Giant sword fern (Nephrolepis biserrata), often sold under the name 'Macho Fern,' is a reliable perennial in middle Florida and farther south. Their sub-tropical origin means they may not survive in zone 8b when temperatures drop for long periods. Use them as annuals, or overwinter indoors by cutting fronds back to a manageable size. Maintain even soil moisture and provide bright indirect light over the winter and repot in the spring if needed. During the growing season, these beefy ferns, with their huge arching fronds, enjoy bright morning sun and filtered afternoon light.

While ferns are classified within the plant kingdom, these primitive plants reproduce via spores, not seeds associated with more "modern" flowering plants. Scientists typically group similar spore-dispersing plants into a category known as "fern allies." Club or spike moss and horsetails are two of these ancient plants. Planted with ferns, Selaginella kraussiana 'Aurea' or golden spike moss creates an instant woodsy, natural feel for containers and window boxes. Pair these with ferns that also prefer low light and consistent moisture for simple, cool container combinations.

Join Clemson Extension's Carolina Yards for a five-week, online course designed to help Carolina gardeners learn to grow and maintain an environmentally friendly garden. Enjoy online training from the comfort of your home and on your own schedule with peers from around the state. Each week includes online presentations, videos, discussion forums and more.

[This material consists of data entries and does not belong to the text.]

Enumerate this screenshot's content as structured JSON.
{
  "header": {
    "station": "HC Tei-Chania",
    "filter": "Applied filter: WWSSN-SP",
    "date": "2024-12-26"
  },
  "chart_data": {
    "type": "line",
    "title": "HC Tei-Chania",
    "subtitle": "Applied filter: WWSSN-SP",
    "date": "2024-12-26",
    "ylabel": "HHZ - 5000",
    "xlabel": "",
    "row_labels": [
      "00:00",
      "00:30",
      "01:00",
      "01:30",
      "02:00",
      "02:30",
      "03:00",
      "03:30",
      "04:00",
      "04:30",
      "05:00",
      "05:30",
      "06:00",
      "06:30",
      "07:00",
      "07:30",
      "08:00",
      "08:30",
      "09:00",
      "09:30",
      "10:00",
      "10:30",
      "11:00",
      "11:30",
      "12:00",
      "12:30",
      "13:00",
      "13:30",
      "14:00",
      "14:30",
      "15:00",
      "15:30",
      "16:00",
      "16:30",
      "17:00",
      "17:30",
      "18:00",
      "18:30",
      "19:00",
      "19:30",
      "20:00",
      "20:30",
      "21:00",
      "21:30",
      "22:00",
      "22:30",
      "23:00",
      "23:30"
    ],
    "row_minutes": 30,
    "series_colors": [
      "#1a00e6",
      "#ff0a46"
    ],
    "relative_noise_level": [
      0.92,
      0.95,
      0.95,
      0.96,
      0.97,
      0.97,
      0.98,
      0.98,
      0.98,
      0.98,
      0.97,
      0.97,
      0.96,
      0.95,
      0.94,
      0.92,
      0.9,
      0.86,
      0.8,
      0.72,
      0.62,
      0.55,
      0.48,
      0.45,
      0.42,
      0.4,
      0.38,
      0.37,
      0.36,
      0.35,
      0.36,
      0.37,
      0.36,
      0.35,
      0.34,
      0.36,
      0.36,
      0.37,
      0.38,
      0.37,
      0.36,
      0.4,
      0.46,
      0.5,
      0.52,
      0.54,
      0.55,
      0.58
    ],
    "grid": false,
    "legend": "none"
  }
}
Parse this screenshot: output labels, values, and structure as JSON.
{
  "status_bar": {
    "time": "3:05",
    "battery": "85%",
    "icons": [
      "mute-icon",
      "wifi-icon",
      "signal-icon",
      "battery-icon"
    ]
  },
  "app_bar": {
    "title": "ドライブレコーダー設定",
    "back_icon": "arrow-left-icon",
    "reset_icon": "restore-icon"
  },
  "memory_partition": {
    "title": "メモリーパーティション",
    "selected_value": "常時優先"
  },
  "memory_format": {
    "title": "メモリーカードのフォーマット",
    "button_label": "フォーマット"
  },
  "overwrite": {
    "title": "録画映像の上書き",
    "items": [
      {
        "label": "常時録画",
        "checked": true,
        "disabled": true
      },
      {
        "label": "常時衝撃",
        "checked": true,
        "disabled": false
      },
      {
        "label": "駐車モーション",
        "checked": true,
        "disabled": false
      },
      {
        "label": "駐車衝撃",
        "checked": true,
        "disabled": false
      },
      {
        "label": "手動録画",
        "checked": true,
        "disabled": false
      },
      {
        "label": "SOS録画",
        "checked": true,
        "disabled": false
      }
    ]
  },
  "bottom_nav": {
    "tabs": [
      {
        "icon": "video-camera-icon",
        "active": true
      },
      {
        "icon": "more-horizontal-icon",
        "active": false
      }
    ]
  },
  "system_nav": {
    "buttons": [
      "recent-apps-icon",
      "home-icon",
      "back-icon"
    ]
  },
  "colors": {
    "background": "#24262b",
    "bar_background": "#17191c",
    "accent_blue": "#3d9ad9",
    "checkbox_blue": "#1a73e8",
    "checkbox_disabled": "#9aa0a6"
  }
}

Visit www.clemson.edu/cy/online for more information and to register. Register by April 24 to take advantage of the early registration fee of $110. The fee includes online training and a package of course materials shipped to your home. Space is limited.

Are you one of the more than 6,000 owners of a stormwater pond in the tri-county area? The 2014 Charleston Area Stormwater Pond Management Conference on May 22 will provide a forum to share the latest pond management information and resources for the Lowcountry community. Conference agenda features discussions and lectures from pond management experts as well as an exhibitor demonstration area.

The one-day conference will be held at Trident Technical College; registration starts at $50.

To sign up, visit www. ashleycooper.org.

Amy L. Dabbs is a Clemson Extension Urban Horticulture Extension Agent. Send questions to gardening@postandcourier.com.